Thank you for the paper edition of SF Commentary 93, a wonderful Australian souvenir. The least I can do is try my best to write up a decent letter of comment. Get a head start on things, too…
I have noticed that more and more, science fiction is being marketed and aimed at children, the same way the space industry is. Both are something for the kids to enjoy, as far as I see it. Why are they not being marketed to adults? Perhaps these days, they are not being seen as adult interests. Maybe they’re just dreams, and unrealistic ones at that. Yet, dreams have helped realize the world we have. Maybe such dreams are only for corporations to make money from, and our imagination is being bred out of us. We are being slowly but surely trained to be mere consumers, imagination free and just a cog in the economic engine. I so hope I am wrong. (Where did that come from?)
I am finding that my interests are starting to change. Fandom has been part of my life for most of my life, but here, it looks like it is starting to fade. It might just be me, but if there is a network any more, my connections to it are fraying. We don’t go to Worldcons any more, as they are simply too expensive. We’ve left conrunning after 30 years, and now, we are more into steampunk and being steampunk vendors. Maybe that’s just a natural progression. In the long run, we’ve got to enjoy ourselves, and where we do that is losing what importance it may have had.
(This is stream-of-consciousneess writing, based on your own writing about your own origins. I can look back at that, and wonder if I have graduated through all of Bloch’s 7 stages, and am finding new stages for myself.)
My life in fanzines has also been changing, too. I can now say that I have been in the locol of fanzines for 35 years, yet have never really been a part of any fanzine community. I have always been on the outside looking in, no matter where I’ve been. Again, it might just be me, but no matter what I’ve done, response is often tepid, and a few times, unfriendly. Would it matter much if I did not respond to fanzines the way I have? Believe me, I appreciate the efforts to keep this oldest of fan activities going. I am trying to do my part in that, too.
While I have enjoyed a lot of the novels about Mars listed here, my favorite was Kim Stanley Robinson’s Mars trilogy, with the added fourth book. It seemed about a logical as it could get, given the illogic of the average human being, and given the possibility of huge water reserves on Mars just under its surface.
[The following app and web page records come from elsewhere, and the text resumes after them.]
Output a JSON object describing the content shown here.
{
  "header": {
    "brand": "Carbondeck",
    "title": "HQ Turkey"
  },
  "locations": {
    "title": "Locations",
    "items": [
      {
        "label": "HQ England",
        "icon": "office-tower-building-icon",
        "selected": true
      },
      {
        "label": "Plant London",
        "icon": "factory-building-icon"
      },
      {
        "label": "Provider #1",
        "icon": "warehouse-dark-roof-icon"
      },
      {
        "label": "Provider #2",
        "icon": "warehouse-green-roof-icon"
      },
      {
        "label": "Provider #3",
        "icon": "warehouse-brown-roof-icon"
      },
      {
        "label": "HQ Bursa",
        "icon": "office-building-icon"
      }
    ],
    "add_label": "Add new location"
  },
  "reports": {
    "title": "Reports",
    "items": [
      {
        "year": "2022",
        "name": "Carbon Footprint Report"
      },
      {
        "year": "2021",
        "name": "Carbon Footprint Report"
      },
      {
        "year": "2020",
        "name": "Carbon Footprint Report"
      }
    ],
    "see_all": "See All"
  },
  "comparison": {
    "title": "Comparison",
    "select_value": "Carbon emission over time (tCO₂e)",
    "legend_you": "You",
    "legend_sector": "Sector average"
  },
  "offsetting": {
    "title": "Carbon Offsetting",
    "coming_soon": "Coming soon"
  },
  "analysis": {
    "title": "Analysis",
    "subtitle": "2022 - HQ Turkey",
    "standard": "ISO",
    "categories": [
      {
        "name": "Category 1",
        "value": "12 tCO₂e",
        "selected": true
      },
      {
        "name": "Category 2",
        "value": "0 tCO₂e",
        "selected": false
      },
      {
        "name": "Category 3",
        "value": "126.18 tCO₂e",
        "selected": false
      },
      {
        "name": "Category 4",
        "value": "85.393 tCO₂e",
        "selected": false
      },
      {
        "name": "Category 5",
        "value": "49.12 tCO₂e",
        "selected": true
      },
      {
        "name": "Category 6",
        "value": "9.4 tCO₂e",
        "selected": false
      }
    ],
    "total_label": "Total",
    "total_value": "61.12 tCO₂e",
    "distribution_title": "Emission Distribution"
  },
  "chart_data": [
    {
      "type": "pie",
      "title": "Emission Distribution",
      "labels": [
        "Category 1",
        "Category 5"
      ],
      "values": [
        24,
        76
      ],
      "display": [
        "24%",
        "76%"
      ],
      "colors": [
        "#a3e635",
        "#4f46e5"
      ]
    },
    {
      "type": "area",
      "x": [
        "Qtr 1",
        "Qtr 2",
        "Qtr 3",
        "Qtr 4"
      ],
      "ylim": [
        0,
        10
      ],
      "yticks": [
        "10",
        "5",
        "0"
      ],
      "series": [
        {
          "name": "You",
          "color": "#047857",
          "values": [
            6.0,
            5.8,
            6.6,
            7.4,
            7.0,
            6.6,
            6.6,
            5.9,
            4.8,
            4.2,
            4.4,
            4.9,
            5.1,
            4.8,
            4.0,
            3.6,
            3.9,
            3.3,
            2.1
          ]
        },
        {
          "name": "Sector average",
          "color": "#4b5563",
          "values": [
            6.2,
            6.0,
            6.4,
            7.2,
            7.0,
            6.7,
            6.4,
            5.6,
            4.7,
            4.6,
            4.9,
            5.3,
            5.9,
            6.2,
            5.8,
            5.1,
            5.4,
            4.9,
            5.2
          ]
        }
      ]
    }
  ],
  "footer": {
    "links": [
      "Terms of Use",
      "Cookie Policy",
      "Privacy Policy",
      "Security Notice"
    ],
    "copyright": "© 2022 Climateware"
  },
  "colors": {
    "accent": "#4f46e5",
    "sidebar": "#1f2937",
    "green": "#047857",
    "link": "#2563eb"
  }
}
I could have used another book or two in that series. (Just curious…the cover artist for Brian Aldiss’s The Saliva Tree…looks like something Joe Mayhew might have created.)
You have a wonderful selection of books listed, and I wish I could read even one of them, but I do not have the money to get them, nor these days the time to read them. I also admit that the inclination to read them is fading. The more I feel I cannot take part to even a small extent, the more the interest fades.
I daresay this is probably the strangest loc I have every written, and the fact I composed most of it around 2am local time must have something to do with it. A little insomnia may have put strange ideas in my head. Maybe it’s just better to put this in the WAHF file…and I will try again with the next issue. We will see you then.